There are many. But I will narrate an important incident when I was working with C-Dit. P. Bhaskaran had made a 3-hour film on the history of Malayalam cinema. It was an amateur movie made from cuts of many films. It had so much of material including those of yesteryear hero Prem Nazir and so on. It was produced by KSFDC. To compensate the loss it made, the late K.R. Mohanan decided to transform it into a tele-serial, so that it would get sponsorship. Jose Thomas, a close friend of mine, who is with a prominent TV channel now and I took up the task as co-directors. When we began, it went out of our hand. We shot videos widely and collected thousands of pictures from the office of an old film magazine in Kottayam and other archival sources. We conducted hundreds of interviews as part of the project. Almost 90 percent of the personalities we interviewed are not alive today. After airing 13 episodes, it was stalled following some differences with the KSFDC. But the vast archival resource was not preserved. A prominent channel had bought them and even Chalatchitra academy too created some CD-Roms after an initiative by an ‘eternal’ researcher named Sasikumar. The vast resource material of cinema history, which was painstakingly created by our team is still in the dark. The work had even influenced my personality. It gave me a great experience in creating long narratives in poetry too. Though the Doordarshan had aired it as a semi-popular programme, its significance is that it's a huge archive. It would be a great thing if we could revive them. There were over 400 tapes. I have no idea where they are now or if all they have been digitized. It also contains good interviews with M.T. Vasudevan Nair, Adoor Gopalakrishnan, K.G. George and so on.
Malayalam films are part of an industry now. What is your prophesy for parallel cinema, which is getting reduced in number and are drowned by the cacophony of so-called thrillers?

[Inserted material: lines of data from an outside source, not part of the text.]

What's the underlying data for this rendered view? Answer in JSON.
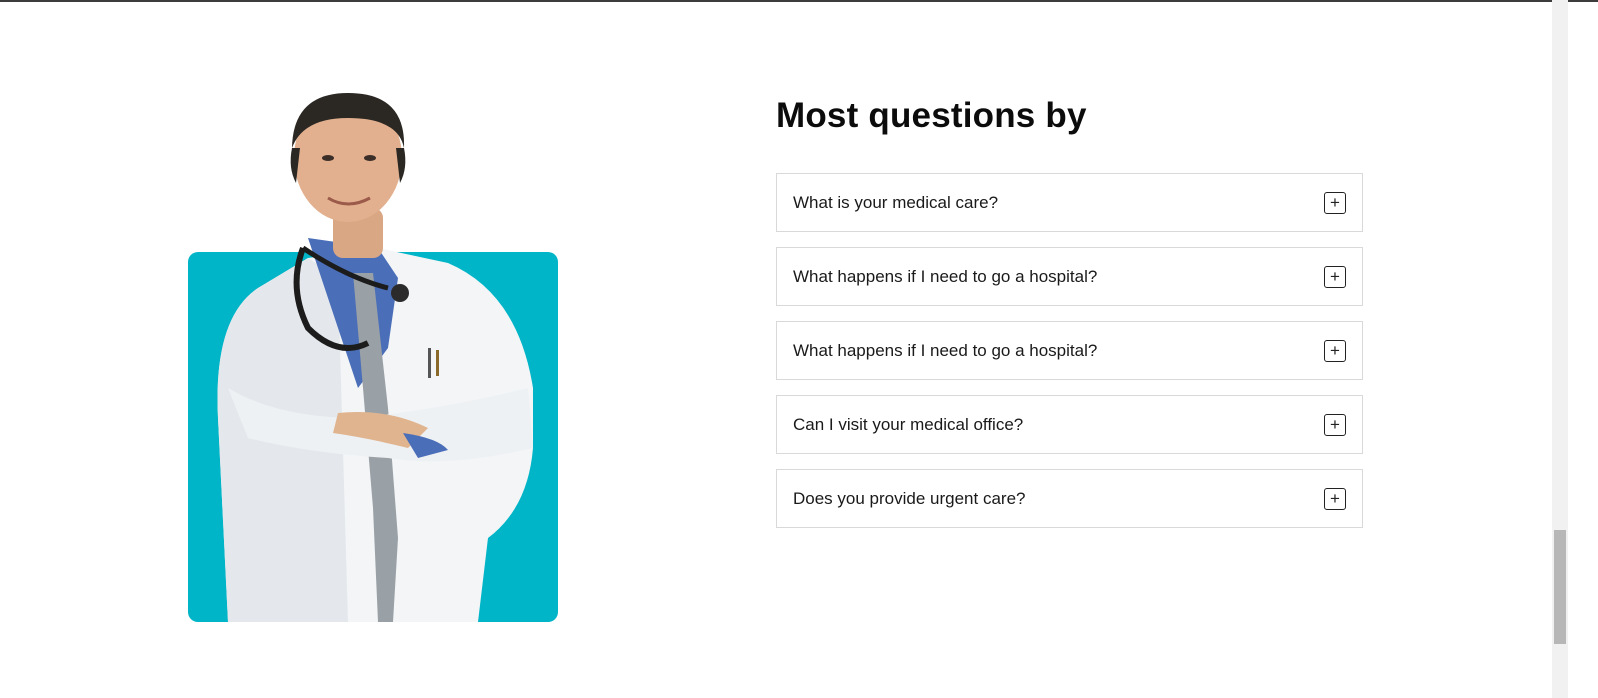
{
  "faq": {
    "title": "Most questions by",
    "items": [
      {
        "question": "What is your medical care?",
        "toggle": "+"
      },
      {
        "question": "What happens if I need to go a hospital?",
        "toggle": "+"
      },
      {
        "question": "What happens if I need to go a hospital?",
        "toggle": "+"
      },
      {
        "question": "Can I visit your medical office?",
        "toggle": "+"
      },
      {
        "question": "Does you provide urgent care?",
        "toggle": "+"
      }
    ]
  },
  "colors": {
    "accent_teal": "#00b5c7",
    "border": "#d9d9d9",
    "text": "#1a1a1a"
  },
  "icons": [
    "plus-icon"
  ]
}
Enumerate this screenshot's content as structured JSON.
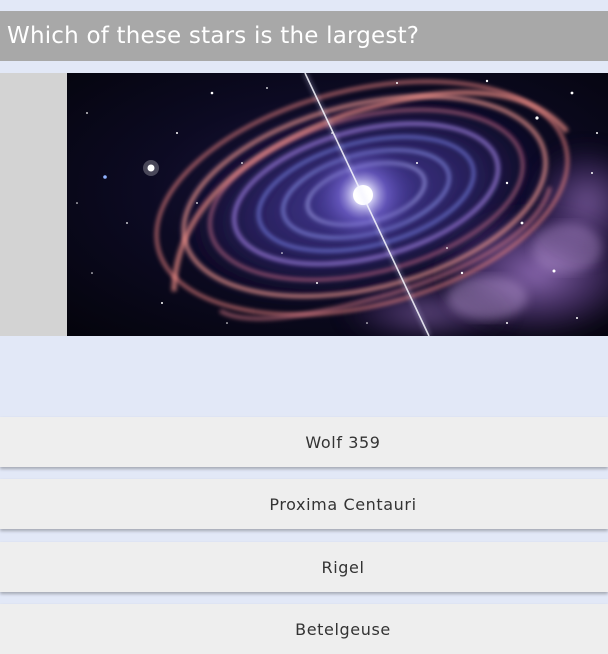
{
  "quiz": {
    "question": "Which of these stars is the largest?",
    "image_icon": "galaxy-illustration",
    "answers": [
      {
        "label": "Wolf 359"
      },
      {
        "label": "Proxima Centauri"
      },
      {
        "label": "Rigel"
      },
      {
        "label": "Betelgeuse"
      }
    ]
  },
  "colors": {
    "page_background": "#e2e8f7",
    "question_bar": "#a8a8a8",
    "question_text": "#ffffff",
    "answer_background": "#eeeeee",
    "answer_text": "#333333"
  }
}
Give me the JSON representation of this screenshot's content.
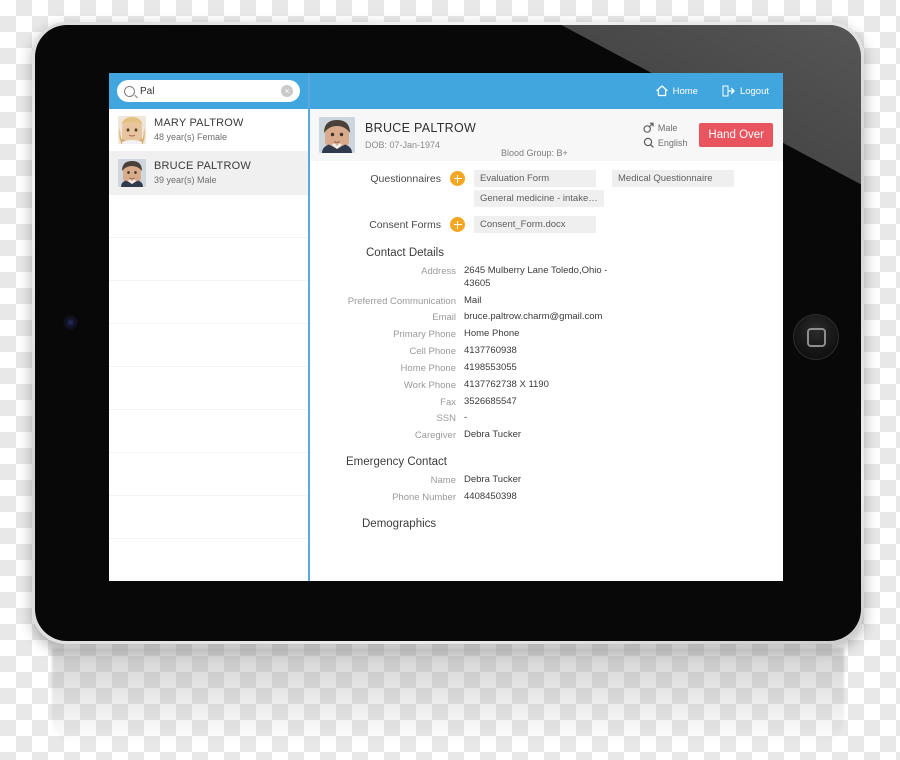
{
  "device": {
    "name": "tablet",
    "home_button_icon": "rounded-square-icon",
    "camera_icon": "front-camera-icon"
  },
  "sidebar": {
    "search": {
      "value": "Pal",
      "placeholder": "Search",
      "search_icon": "search-icon",
      "clear_icon": "clear-circle-icon",
      "clear_glyph": "×"
    },
    "patients": [
      {
        "name": "MARY PALTROW",
        "meta": "48 year(s)  Female",
        "selected": false
      },
      {
        "name": "BRUCE PALTROW",
        "meta": "39 year(s)  Male",
        "selected": true
      }
    ],
    "empty_row_count": 9
  },
  "topbar": {
    "home_label": "Home",
    "home_icon": "home-icon",
    "logout_label": "Logout",
    "logout_icon": "logout-icon"
  },
  "patient": {
    "name": "BRUCE PALTROW",
    "dob": "DOB: 07-Jan-1974",
    "blood_group": "Blood Group: B+",
    "gender": "Male",
    "gender_icon": "male-icon",
    "language": "English",
    "language_icon": "language-icon",
    "hand_over_label": "Hand Over",
    "photo_icon": "patient-photo"
  },
  "forms": {
    "questionnaires_label": "Questionnaires",
    "questionnaires": [
      [
        "Evaluation Form",
        "Medical Questionnaire"
      ],
      [
        "General medicine - intake…"
      ]
    ],
    "consent_label": "Consent Forms",
    "consent_forms": [
      [
        "Consent_Form.docx"
      ]
    ],
    "add_icon": "plus-icon"
  },
  "contact_details": {
    "title": "Contact Details",
    "rows": [
      {
        "label": "Address",
        "value": "2645 Mulberry Lane  Toledo,Ohio - 43605"
      },
      {
        "label": "Preferred Communication",
        "value": "Mail"
      },
      {
        "label": "Email",
        "value": "bruce.paltrow.charm@gmail.com"
      },
      {
        "label": "Primary Phone",
        "value": "Home Phone"
      },
      {
        "label": "Cell Phone",
        "value": "4137760938"
      },
      {
        "label": "Home Phone",
        "value": "4198553055"
      },
      {
        "label": "Work Phone",
        "value": "4137762738 X 1190"
      },
      {
        "label": "Fax",
        "value": "3526685547"
      },
      {
        "label": "SSN",
        "value": "-"
      },
      {
        "label": "Caregiver",
        "value": "Debra Tucker"
      }
    ]
  },
  "emergency_contact": {
    "title": "Emergency Contact",
    "rows": [
      {
        "label": "Name",
        "value": "Debra Tucker"
      },
      {
        "label": "Phone Number",
        "value": "4408450398"
      }
    ]
  },
  "demographics": {
    "title": "Demographics"
  },
  "colors": {
    "accent_blue": "#41a6de",
    "danger_red": "#e8555e",
    "plus_orange": "#f5a623",
    "chip_gray": "#efefef"
  }
}
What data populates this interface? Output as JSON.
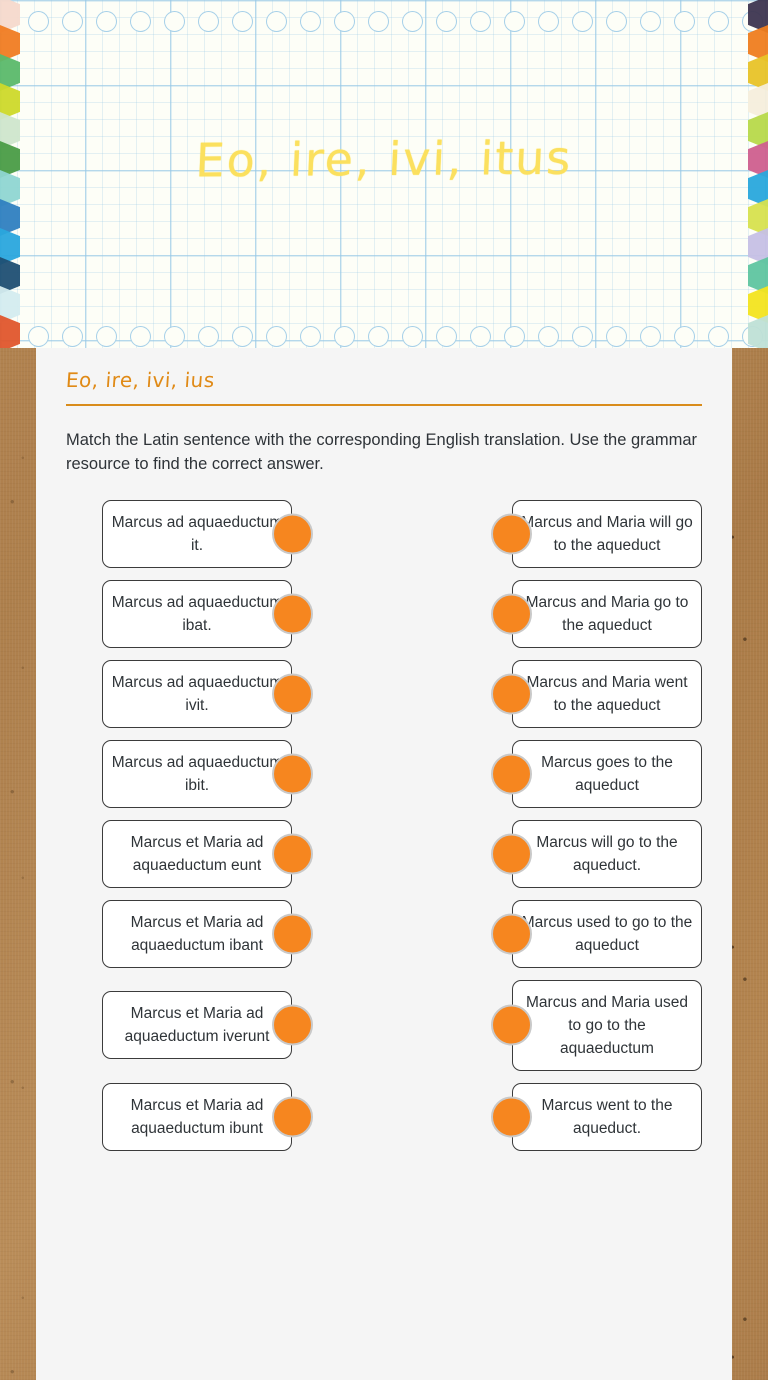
{
  "header": {
    "title": "Eo, ire, ivi, itus",
    "title_color": "#fbe05e",
    "paper_color": "#fdfef7",
    "grid_line_color": "#96c8e6",
    "hole_count": 22,
    "tab_colors_left": [
      "#f6d9cc",
      "#f07c22",
      "#5bb96a",
      "#cdd92a",
      "#cfe6cc",
      "#4a9c46",
      "#8fd6d2",
      "#2f7fc0",
      "#2aa6dd",
      "#1f4f73",
      "#d4ecef",
      "#e0562c"
    ],
    "tab_colors_right": [
      "#3d3550",
      "#ef7d1f",
      "#e8c328",
      "#f5eedc",
      "#b7d94a",
      "#cf5f8e",
      "#29a8dc",
      "#d7e24e",
      "#c6c0e5",
      "#5fc5a0",
      "#f3e41f",
      "#bfe0d6"
    ]
  },
  "card": {
    "title": "Eo, ire, ivi, ius",
    "title_color": "#e08a16",
    "rule_color": "#d98c1b",
    "instructions": "Match the Latin sentence with the corresponding English translation. Use the grammar resource to find the correct answer."
  },
  "activity": {
    "dot_color": "#f6861f",
    "dot_border_color": "#c9c9c9",
    "rows": [
      {
        "left": "Marcus ad aquaeductum it.",
        "right": "Marcus and Maria will go to the aqueduct"
      },
      {
        "left": "Marcus ad aquaeductum ibat.",
        "right": "Marcus and Maria go to the aqueduct"
      },
      {
        "left": "Marcus ad aquaeductum ivit.",
        "right": "Marcus and Maria went to the aqueduct"
      },
      {
        "left": "Marcus ad aquaeductum ibit.",
        "right": "Marcus goes to the aqueduct"
      },
      {
        "left": "Marcus et Maria ad aquaeductum eunt",
        "right": "Marcus will go to the aqueduct."
      },
      {
        "left": "Marcus et Maria ad aquaeductum ibant",
        "right": "Marcus used to go to the aqueduct"
      },
      {
        "left": "Marcus et Maria ad aquaeductum iverunt",
        "right": "Marcus and Maria used to go to the aquaeductum"
      },
      {
        "left": "Marcus et Maria ad aquaeductum ibunt",
        "right": "Marcus went to the aqueduct."
      }
    ]
  }
}
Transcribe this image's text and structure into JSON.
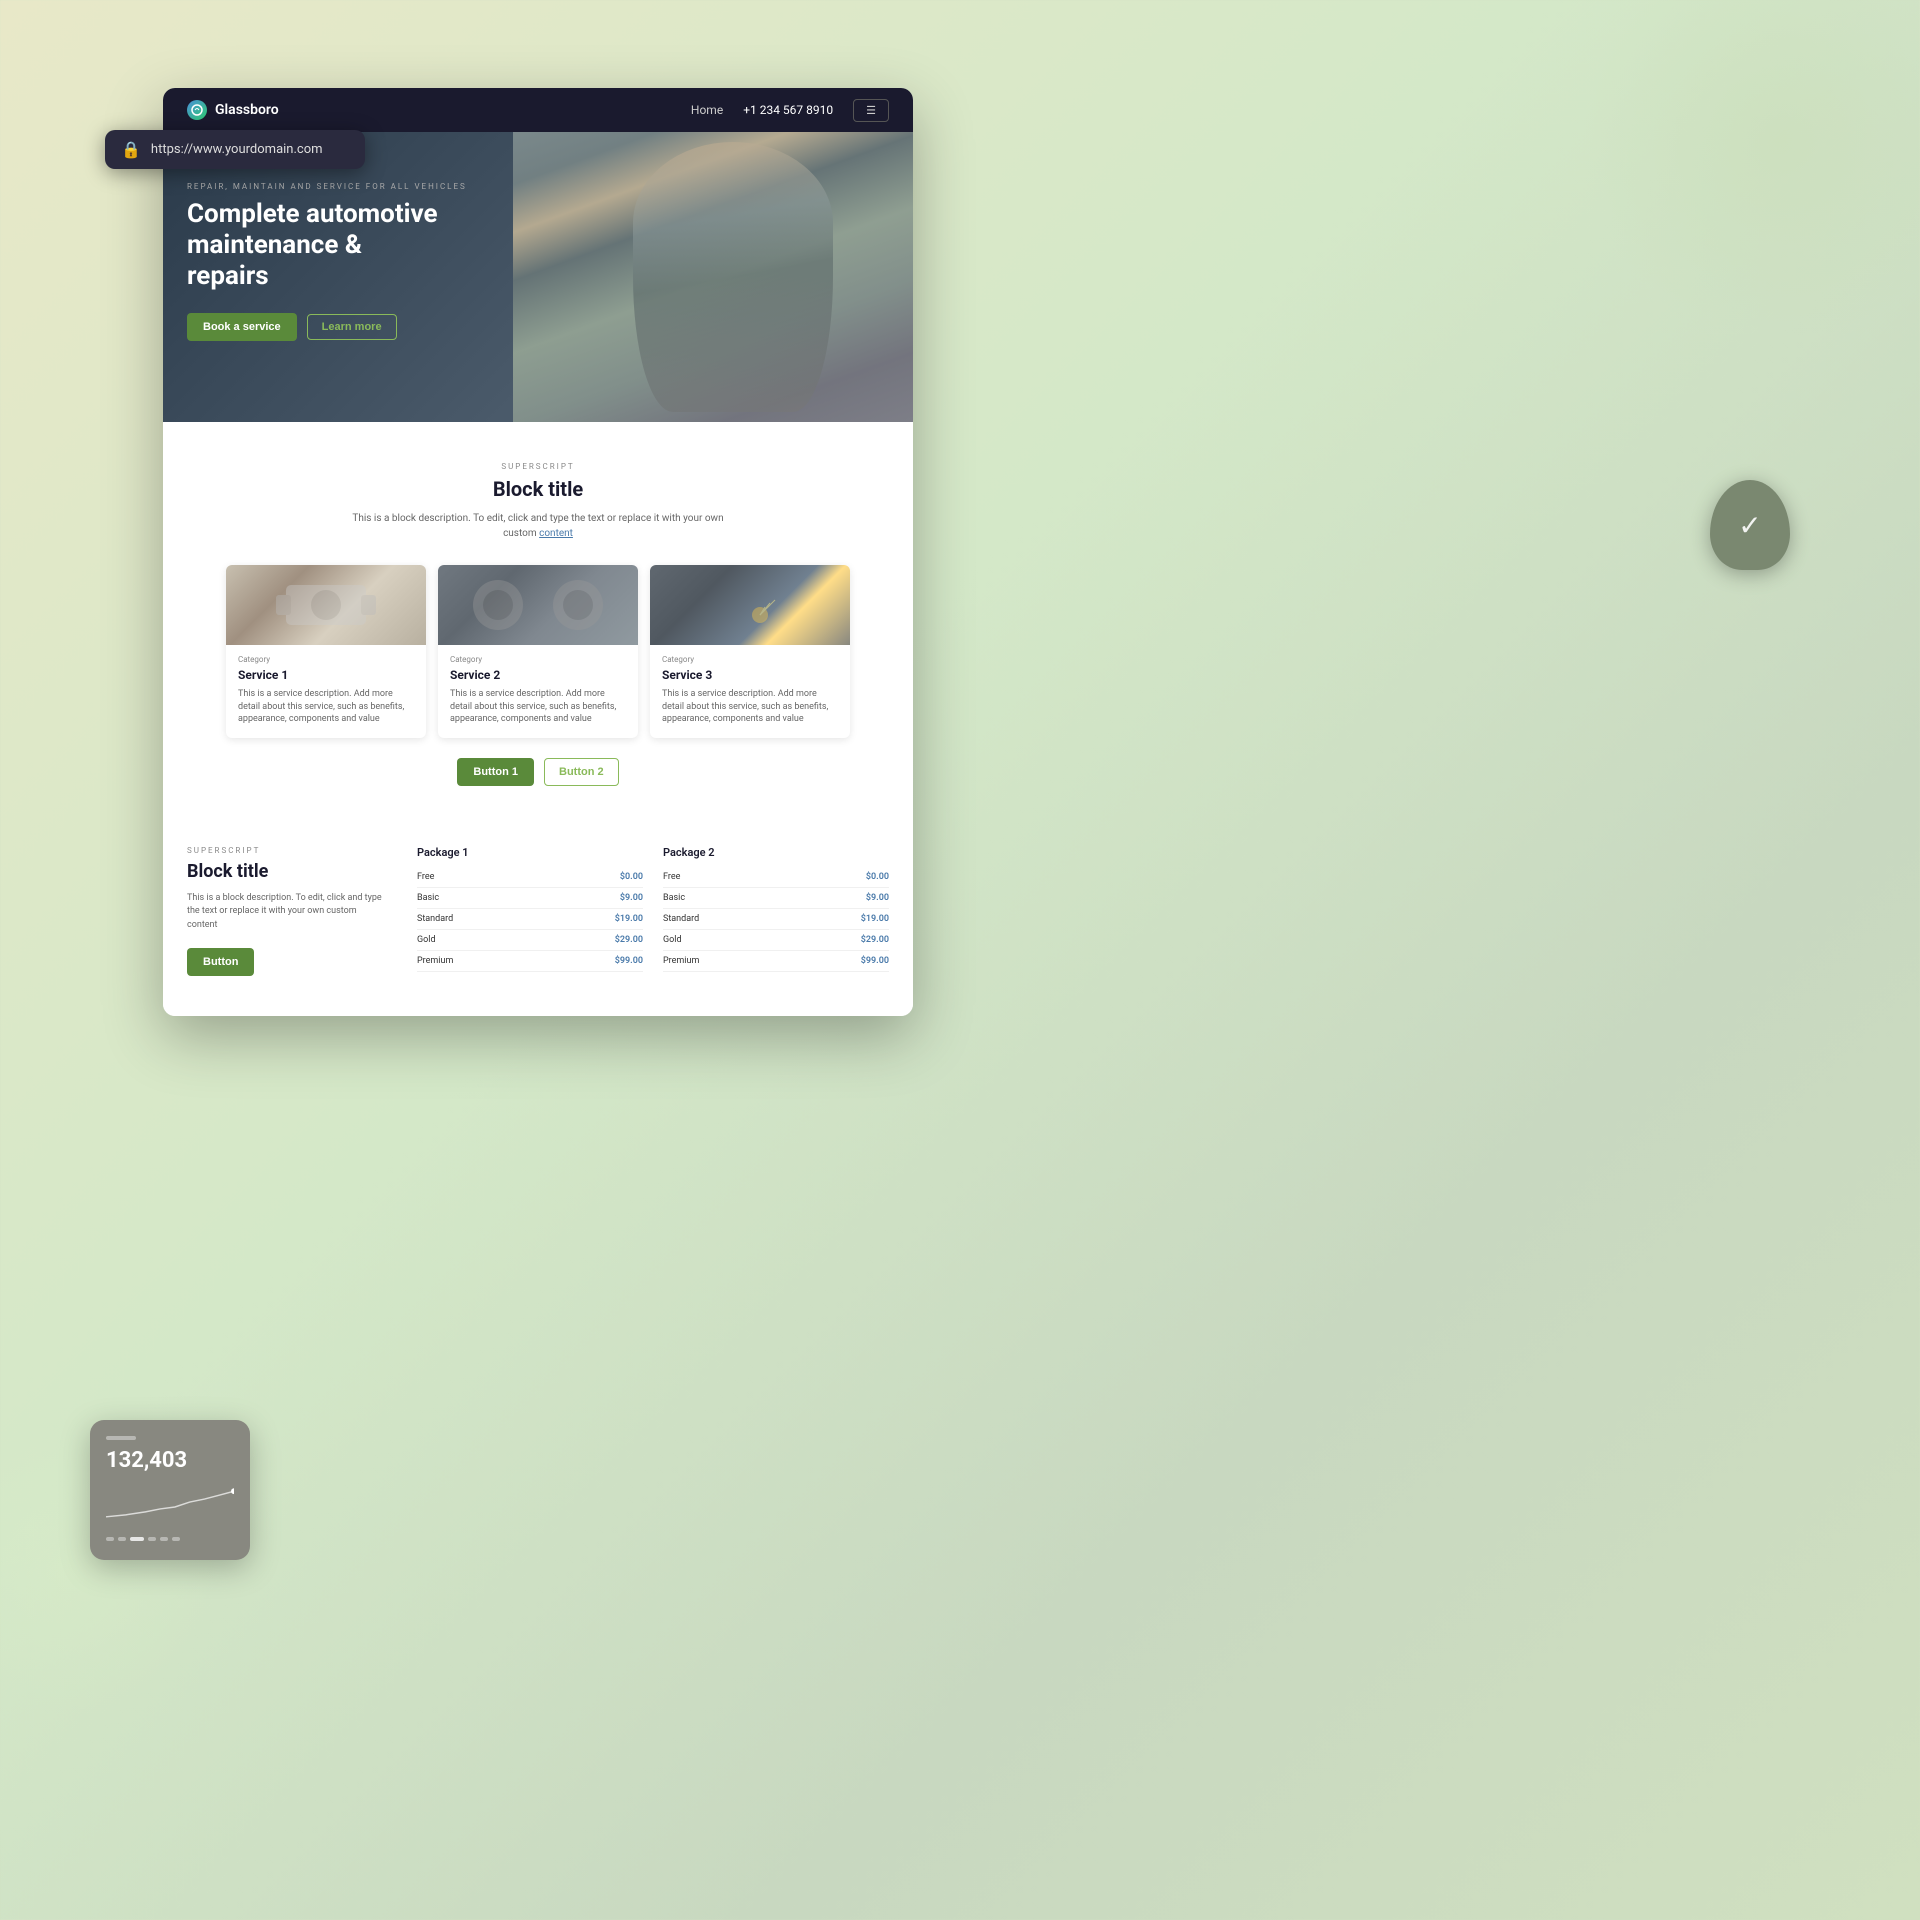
{
  "background": {
    "gradient": "linear-gradient(135deg, #e8e8c8 0%, #d4e8c8 40%, #c8d8c0 70%, #d0e0c0 100%)"
  },
  "browser": {
    "url": "https://www.yourdomain.com"
  },
  "nav": {
    "logo": "Glassboro",
    "home_link": "Home",
    "phone": "+1 234 567 8910",
    "button_label": "☰"
  },
  "hero": {
    "superscript": "REPAIR, MAINTAIN AND SERVICE FOR ALL VEHICLES",
    "title": "Complete automotive maintenance & repairs",
    "book_button": "Book a service",
    "learn_button": "Learn more"
  },
  "services": {
    "superscript": "SUPERSCRIPT",
    "title": "Block title",
    "description_part1": "This is a block description. To edit, click and type the text or replace it with your own custom",
    "description_link": "content",
    "cards": [
      {
        "category": "Category",
        "title": "Service 1",
        "description": "This is a service description. Add more detail about this service, such as benefits, appearance, components and value"
      },
      {
        "category": "Category",
        "title": "Service 2",
        "description": "This is a service description. Add more detail about this service, such as benefits, appearance, components and value"
      },
      {
        "category": "Category",
        "title": "Service 3",
        "description": "This is a service description. Add more detail about this service, such as benefits, appearance, components and value"
      }
    ],
    "button1": "Button 1",
    "button2": "Button 2"
  },
  "pricing": {
    "superscript": "SUPERSCRIPT",
    "title": "Block title",
    "description": "This is a block description. To edit, click and type the text or replace it with your own custom content",
    "button": "Button",
    "package1": {
      "title": "Package 1",
      "rows": [
        {
          "label": "Free",
          "price": "$0.00"
        },
        {
          "label": "Basic",
          "price": "$9.00"
        },
        {
          "label": "Standard",
          "price": "$19.00"
        },
        {
          "label": "Gold",
          "price": "$29.00"
        },
        {
          "label": "Premium",
          "price": "$99.00"
        }
      ]
    },
    "package2": {
      "title": "Package 2",
      "rows": [
        {
          "label": "Free",
          "price": "$0.00"
        },
        {
          "label": "Basic",
          "price": "$9.00"
        },
        {
          "label": "Standard",
          "price": "$19.00"
        },
        {
          "label": "Gold",
          "price": "$29.00"
        },
        {
          "label": "Premium",
          "price": "$99.00"
        }
      ]
    }
  },
  "stats_card": {
    "number": "132,403"
  },
  "shield": {
    "icon": "✓"
  }
}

It may be true if we consider the linear differentiation between the parallel cinema of the past with the present day commercial flicks. But at present too there is a fight for the art of film-making. Cr No. 68 by director Sudevan is an example. The film has some technical issues but there are interesting artistic element in it. The same can be found partly in Sanal Kumar Sasidharan's films too. So even now the lifeline of art of film making has not been exhausted. It won't exhaust either. The concern for the aesthetic sense of cinema will last forever. The recent flick, Thondimuthalum Driksakshiyum, directed by Dileesh Pothan, is an example. Rajeev Ravi too engages experiments on that line. He does it by incorporating all the elements of the industry. So cinema as an art form has not ebbed. The fight is on and will continue. I believe it is that fight which will be carrying the cinematic medium forward.
'Mehbub Express,' a poem by Anvar Ali, published in a Malayalam magazine recently, has widely been read and appreciated. The poem that adopts a free and lucid pattern portrays the zealous reflection on the youthful days of the writer when the loud rhythmic beats of trains used to amuse him. Beginning with a childlike innocence imitating the beats - 'Kollathe pappadam...' the poet trails the journeys of his 'ikka' (elder brother) Mehbub and takes a meandering trip through a chain of events that had left indelible imprints on the face of the nation. The nostalgic course of imaginary 'Mehabub' chugs past the partition of India and Pakistan, the riots, assassination of former prime minister late Rajiv Gandhi, the Babri Masjid issue, Godhra carnage and so on. The poem also touches upon the changing face of Kochi as well. The verse is considered one of the most revolutionary masterpieces in Malayalam poetry in recent times.